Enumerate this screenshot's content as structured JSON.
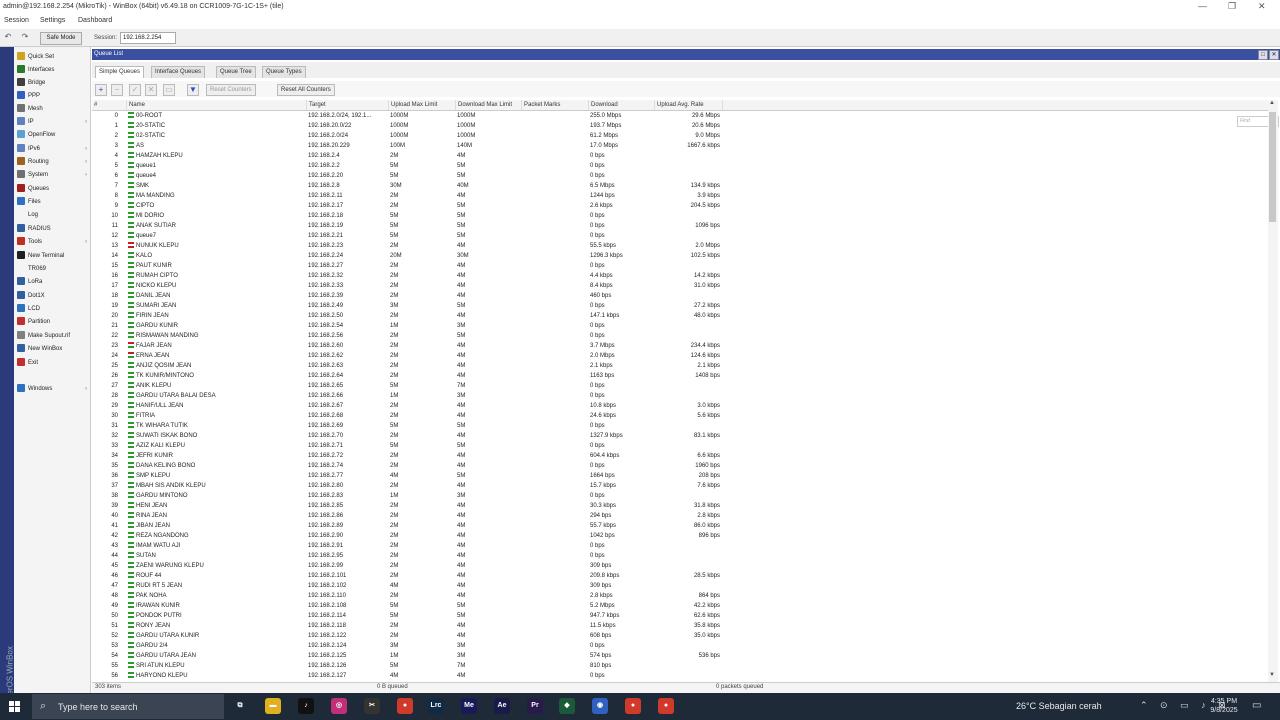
{
  "window": {
    "title": "admin@192.168.2.254 (MikroTik) - WinBox (64bit) v6.49.18 on CCR1009-7G-1C-1S+ (tile)",
    "minimize": "—",
    "restore": "❐",
    "close": "✕"
  },
  "menu": {
    "session": "Session",
    "settings": "Settings",
    "dashboard": "Dashboard"
  },
  "toolbar": {
    "undo": "↶",
    "redo": "↷",
    "safe_mode": "Safe Mode",
    "session_label": "Session:",
    "session_value": "192.168.2.254"
  },
  "brand": "RouterOS WinBox",
  "sidebar": {
    "items": [
      {
        "label": "Quick Set",
        "icon": "quick-set",
        "color": "#d0a020"
      },
      {
        "label": "Interfaces",
        "icon": "interfaces",
        "color": "#2a7a2a"
      },
      {
        "label": "Bridge",
        "icon": "bridge",
        "color": "#404040"
      },
      {
        "label": "PPP",
        "icon": "ppp",
        "color": "#3060c0"
      },
      {
        "label": "Mesh",
        "icon": "mesh",
        "color": "#707070"
      },
      {
        "label": "IP",
        "icon": "ip",
        "color": "#6080c0",
        "arrow": true
      },
      {
        "label": "OpenFlow",
        "icon": "openflow",
        "color": "#60a0d0"
      },
      {
        "label": "IPv6",
        "icon": "ipv6",
        "color": "#6080c0",
        "arrow": true
      },
      {
        "label": "Routing",
        "icon": "routing",
        "color": "#a06020",
        "arrow": true
      },
      {
        "label": "System",
        "icon": "system",
        "color": "#707070",
        "arrow": true
      },
      {
        "label": "Queues",
        "icon": "queues",
        "color": "#a02020"
      },
      {
        "label": "Files",
        "icon": "files",
        "color": "#3070c0"
      },
      {
        "label": "Log",
        "icon": "log",
        "color": "#f4f4f4"
      },
      {
        "label": "RADIUS",
        "icon": "radius",
        "color": "#3060a0"
      },
      {
        "label": "Tools",
        "icon": "tools",
        "color": "#c03020",
        "arrow": true
      },
      {
        "label": "New Terminal",
        "icon": "terminal",
        "color": "#202020"
      },
      {
        "label": "TR069",
        "icon": "tr069",
        "color": "#f4f4f4"
      },
      {
        "label": "LoRa",
        "icon": "lora",
        "color": "#3060a0"
      },
      {
        "label": "Dot1X",
        "icon": "dot1x",
        "color": "#3060a0"
      },
      {
        "label": "LCD",
        "icon": "lcd",
        "color": "#3070c0"
      },
      {
        "label": "Partition",
        "icon": "partition",
        "color": "#c03030"
      },
      {
        "label": "Make Supout.rif",
        "icon": "supout",
        "color": "#808080"
      },
      {
        "label": "New WinBox",
        "icon": "winbox",
        "color": "#3060a0"
      },
      {
        "label": "Exit",
        "icon": "exit",
        "color": "#c03030"
      },
      {
        "label": "Windows",
        "icon": "windows",
        "color": "#3070c0",
        "arrow": true
      }
    ]
  },
  "queue_window": {
    "title": "Queue List",
    "tabs": [
      "Simple Queues",
      "Interface Queues",
      "Queue Tree",
      "Queue Types"
    ],
    "reset_counters": "Reset Counters",
    "reset_all_counters": "Reset All Counters",
    "find_placeholder": "Find",
    "columns": [
      "#",
      "Name",
      "Target",
      "Upload Max Limit",
      "Download Max Limit",
      "Packet Marks",
      "Download",
      "Upload Avg. Rate"
    ],
    "rows": [
      [
        "0",
        "00-ROOT",
        "192.168.2.0/24, 192.1...",
        "1000M",
        "1000M",
        "",
        "255.0 Mbps",
        "29.6 Mbps",
        "g"
      ],
      [
        "1",
        "20-STATIC",
        "192.168.20.0/22",
        "1000M",
        "1000M",
        "",
        "193.7 Mbps",
        "20.6 Mbps",
        "g"
      ],
      [
        "2",
        "02-STATIC",
        "192.168.2.0/24",
        "1000M",
        "1000M",
        "",
        "61.2 Mbps",
        "9.0 Mbps",
        "g"
      ],
      [
        "3",
        "AS",
        "192.168.20.229",
        "100M",
        "140M",
        "",
        "17.0 Mbps",
        "1667.6 kbps",
        "g"
      ],
      [
        "4",
        "HAMZAH KLEPU",
        "192.168.2.4",
        "2M",
        "4M",
        "",
        "0 bps",
        "",
        "g"
      ],
      [
        "5",
        "queue1",
        "192.168.2.2",
        "5M",
        "5M",
        "",
        "0 bps",
        "",
        "g"
      ],
      [
        "6",
        "queue4",
        "192.168.2.20",
        "5M",
        "5M",
        "",
        "0 bps",
        "",
        "g"
      ],
      [
        "7",
        "SMK",
        "192.168.2.8",
        "30M",
        "40M",
        "",
        "6.5 Mbps",
        "134.9 kbps",
        "g"
      ],
      [
        "8",
        "MA MANDING",
        "192.168.2.11",
        "2M",
        "4M",
        "",
        "1244 bps",
        "3.9 kbps",
        "g"
      ],
      [
        "9",
        "CIPTO",
        "192.168.2.17",
        "2M",
        "5M",
        "",
        "2.6 kbps",
        "204.5 kbps",
        "g"
      ],
      [
        "10",
        "MI DORIO",
        "192.168.2.18",
        "5M",
        "5M",
        "",
        "0 bps",
        "",
        "g"
      ],
      [
        "11",
        "ANAK SUTIAR",
        "192.168.2.19",
        "5M",
        "5M",
        "",
        "0 bps",
        "1096 bps",
        "g"
      ],
      [
        "12",
        "queue7",
        "192.168.2.21",
        "5M",
        "5M",
        "",
        "0 bps",
        "",
        "g"
      ],
      [
        "13",
        "NUNUK KLEPU",
        "192.168.2.23",
        "2M",
        "4M",
        "",
        "55.5 kbps",
        "2.0 Mbps",
        "r"
      ],
      [
        "14",
        "KALO",
        "192.168.2.24",
        "20M",
        "30M",
        "",
        "1296.3 kbps",
        "102.5 kbps",
        "g"
      ],
      [
        "15",
        "PAUT KUNIR",
        "192.168.2.27",
        "2M",
        "4M",
        "",
        "0 bps",
        "",
        "g"
      ],
      [
        "16",
        "RUMAH CIPTO",
        "192.168.2.32",
        "2M",
        "4M",
        "",
        "4.4 kbps",
        "14.2 kbps",
        "g"
      ],
      [
        "17",
        "NICKO KLEPU",
        "192.168.2.33",
        "2M",
        "4M",
        "",
        "8.4 kbps",
        "31.0 kbps",
        "g"
      ],
      [
        "18",
        "DANIL JEAN",
        "192.168.2.39",
        "2M",
        "4M",
        "",
        "460 bps",
        "",
        "g"
      ],
      [
        "19",
        "SUMARI JEAN",
        "192.168.2.49",
        "3M",
        "5M",
        "",
        "0 bps",
        "27.2 kbps",
        "g"
      ],
      [
        "20",
        "FIRIN JEAN",
        "192.168.2.50",
        "2M",
        "4M",
        "",
        "147.1 kbps",
        "48.0 kbps",
        "g"
      ],
      [
        "21",
        "GARDU KUNIR",
        "192.168.2.54",
        "1M",
        "3M",
        "",
        "0 bps",
        "",
        "g"
      ],
      [
        "22",
        "RISMAWAN MANDING",
        "192.168.2.56",
        "2M",
        "5M",
        "",
        "0 bps",
        "",
        "g"
      ],
      [
        "23",
        "FAJAR JEAN",
        "192.168.2.60",
        "2M",
        "4M",
        "",
        "3.7 Mbps",
        "234.4 kbps",
        "h"
      ],
      [
        "24",
        "ERNA JEAN",
        "192.168.2.62",
        "2M",
        "4M",
        "",
        "2.0 Mbps",
        "124.6 kbps",
        "h"
      ],
      [
        "25",
        "ANJIZ QOSIM JEAN",
        "192.168.2.63",
        "2M",
        "4M",
        "",
        "2.1 kbps",
        "2.1 kbps",
        "g"
      ],
      [
        "26",
        "TK KUNIR/MINTONO",
        "192.168.2.64",
        "2M",
        "4M",
        "",
        "1163 bps",
        "1408 bps",
        "g"
      ],
      [
        "27",
        "ANIK KLEPU",
        "192.168.2.65",
        "5M",
        "7M",
        "",
        "0 bps",
        "",
        "g"
      ],
      [
        "28",
        "GARDU UTARA BALAI DESA",
        "192.168.2.66",
        "1M",
        "3M",
        "",
        "0 bps",
        "",
        "g"
      ],
      [
        "29",
        "HANIF/ULL JEAN",
        "192.168.2.67",
        "2M",
        "4M",
        "",
        "10.8 kbps",
        "3.0 kbps",
        "g"
      ],
      [
        "30",
        "FITRIA",
        "192.168.2.68",
        "2M",
        "4M",
        "",
        "24.6 kbps",
        "5.6 kbps",
        "g"
      ],
      [
        "31",
        "TK WIHARA TUTIK",
        "192.168.2.69",
        "5M",
        "5M",
        "",
        "0 bps",
        "",
        "g"
      ],
      [
        "32",
        "SUWATI ISKAK BONO",
        "192.168.2.70",
        "2M",
        "4M",
        "",
        "1327.9 kbps",
        "83.1 kbps",
        "g"
      ],
      [
        "33",
        "AZIZ KALI KLEPU",
        "192.168.2.71",
        "5M",
        "5M",
        "",
        "0 bps",
        "",
        "g"
      ],
      [
        "34",
        "JEFRI KUNIR",
        "192.168.2.72",
        "2M",
        "4M",
        "",
        "604.4 kbps",
        "6.6 kbps",
        "g"
      ],
      [
        "35",
        "DANA KELING BONO",
        "192.168.2.74",
        "2M",
        "4M",
        "",
        "0 bps",
        "1960 bps",
        "g"
      ],
      [
        "36",
        "SMP KLEPU",
        "192.168.2.77",
        "4M",
        "5M",
        "",
        "1664 bps",
        "208 bps",
        "g"
      ],
      [
        "37",
        "MBAH SIS ANDIK KLEPU",
        "192.168.2.80",
        "2M",
        "4M",
        "",
        "15.7 kbps",
        "7.6 kbps",
        "g"
      ],
      [
        "38",
        "GARDU MINTONO",
        "192.168.2.83",
        "1M",
        "3M",
        "",
        "0 bps",
        "",
        "g"
      ],
      [
        "39",
        "HENI JEAN",
        "192.168.2.85",
        "2M",
        "4M",
        "",
        "30.3 kbps",
        "31.8 kbps",
        "g"
      ],
      [
        "40",
        "RINA JEAN",
        "192.168.2.86",
        "2M",
        "4M",
        "",
        "294 bps",
        "2.8 kbps",
        "g"
      ],
      [
        "41",
        "JIBAN JEAN",
        "192.168.2.89",
        "2M",
        "4M",
        "",
        "55.7 kbps",
        "86.0 kbps",
        "g"
      ],
      [
        "42",
        "REZA NGANDONG",
        "192.168.2.90",
        "2M",
        "4M",
        "",
        "1042 bps",
        "896 bps",
        "g"
      ],
      [
        "43",
        "IMAM WATU AJI",
        "192.168.2.91",
        "2M",
        "4M",
        "",
        "0 bps",
        "",
        "g"
      ],
      [
        "44",
        "SUTAN",
        "192.168.2.95",
        "2M",
        "4M",
        "",
        "0 bps",
        "",
        "g"
      ],
      [
        "45",
        "ZAENI WARUNG KLEPU",
        "192.168.2.99",
        "2M",
        "4M",
        "",
        "309 bps",
        "",
        "g"
      ],
      [
        "46",
        "ROUF 44",
        "192.168.2.101",
        "2M",
        "4M",
        "",
        "209.8 kbps",
        "28.5 kbps",
        "g"
      ],
      [
        "47",
        "RUDI RT 5 JEAN",
        "192.168.2.102",
        "4M",
        "4M",
        "",
        "309 bps",
        "",
        "g"
      ],
      [
        "48",
        "PAK NOHA",
        "192.168.2.110",
        "2M",
        "4M",
        "",
        "2.8 kbps",
        "864 bps",
        "g"
      ],
      [
        "49",
        "IRAWAN KUNIR",
        "192.168.2.108",
        "5M",
        "5M",
        "",
        "5.2 Mbps",
        "42.2 kbps",
        "g"
      ],
      [
        "50",
        "PONDOK PUTRI",
        "192.168.2.114",
        "5M",
        "5M",
        "",
        "947.7 kbps",
        "62.6 kbps",
        "g"
      ],
      [
        "51",
        "RONY JEAN",
        "192.168.2.118",
        "2M",
        "4M",
        "",
        "11.5 kbps",
        "35.8 kbps",
        "g"
      ],
      [
        "52",
        "GARDU UTARA KUNIR",
        "192.168.2.122",
        "2M",
        "4M",
        "",
        "608 bps",
        "35.0 kbps",
        "g"
      ],
      [
        "53",
        "GARDU 2/4",
        "192.168.2.124",
        "3M",
        "3M",
        "",
        "0 bps",
        "",
        "g"
      ],
      [
        "54",
        "GARDU UTARA JEAN",
        "192.168.2.125",
        "1M",
        "3M",
        "",
        "574 bps",
        "536 bps",
        "g"
      ],
      [
        "55",
        "SRI ATUN KLEPU",
        "192.168.2.126",
        "5M",
        "7M",
        "",
        "810 bps",
        "",
        "g"
      ],
      [
        "56",
        "HARYONO KLEPU",
        "192.168.2.127",
        "4M",
        "4M",
        "",
        "0 bps",
        "",
        "g"
      ]
    ],
    "status": {
      "items": "303 items",
      "queued": "0 B queued",
      "packets_queued": "0 packets queued"
    }
  },
  "taskbar": {
    "search_placeholder": "Type here to search",
    "weather": "26°C  Sebagian cerah",
    "time": "4:35 PM",
    "date": "9/8/2025",
    "apps": [
      {
        "name": "task-view",
        "label": "⧉",
        "color": "#1e2a38"
      },
      {
        "name": "file-explorer",
        "label": "▬",
        "color": "#e0b020"
      },
      {
        "name": "tiktok",
        "label": "♪",
        "color": "#111111"
      },
      {
        "name": "instagram",
        "label": "◎",
        "color": "#c0307a"
      },
      {
        "name": "capcut",
        "label": "✂",
        "color": "#333333"
      },
      {
        "name": "chrome",
        "label": "●",
        "color": "#d03a2a"
      },
      {
        "name": "lightroom-classic",
        "label": "Lrc",
        "color": "#0e2a44"
      },
      {
        "name": "media-encoder",
        "label": "Me",
        "color": "#1a1a5a"
      },
      {
        "name": "after-effects",
        "label": "Ae",
        "color": "#1a1a4a"
      },
      {
        "name": "premiere-pro",
        "label": "Pr",
        "color": "#2a1a4a"
      },
      {
        "name": "app-green",
        "label": "◆",
        "color": "#1a5a3a"
      },
      {
        "name": "winbox",
        "label": "◉",
        "color": "#3060c0"
      },
      {
        "name": "chrome-2",
        "label": "●",
        "color": "#d03a2a"
      },
      {
        "name": "chrome-3",
        "label": "●",
        "color": "#d03a2a"
      }
    ]
  },
  "colors": {
    "title_bar": "#3a4fa0",
    "brand_strip": "#2b3a7a",
    "taskbar": "#1e2a38",
    "queue_ok": "#2a9a2a",
    "queue_limit": "#c02020"
  }
}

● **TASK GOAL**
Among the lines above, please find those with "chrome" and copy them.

● **RESPONSE TO THIS TASK**
        "name": "chrome",
        "name": "chrome-2",
        "name": "chrome-3",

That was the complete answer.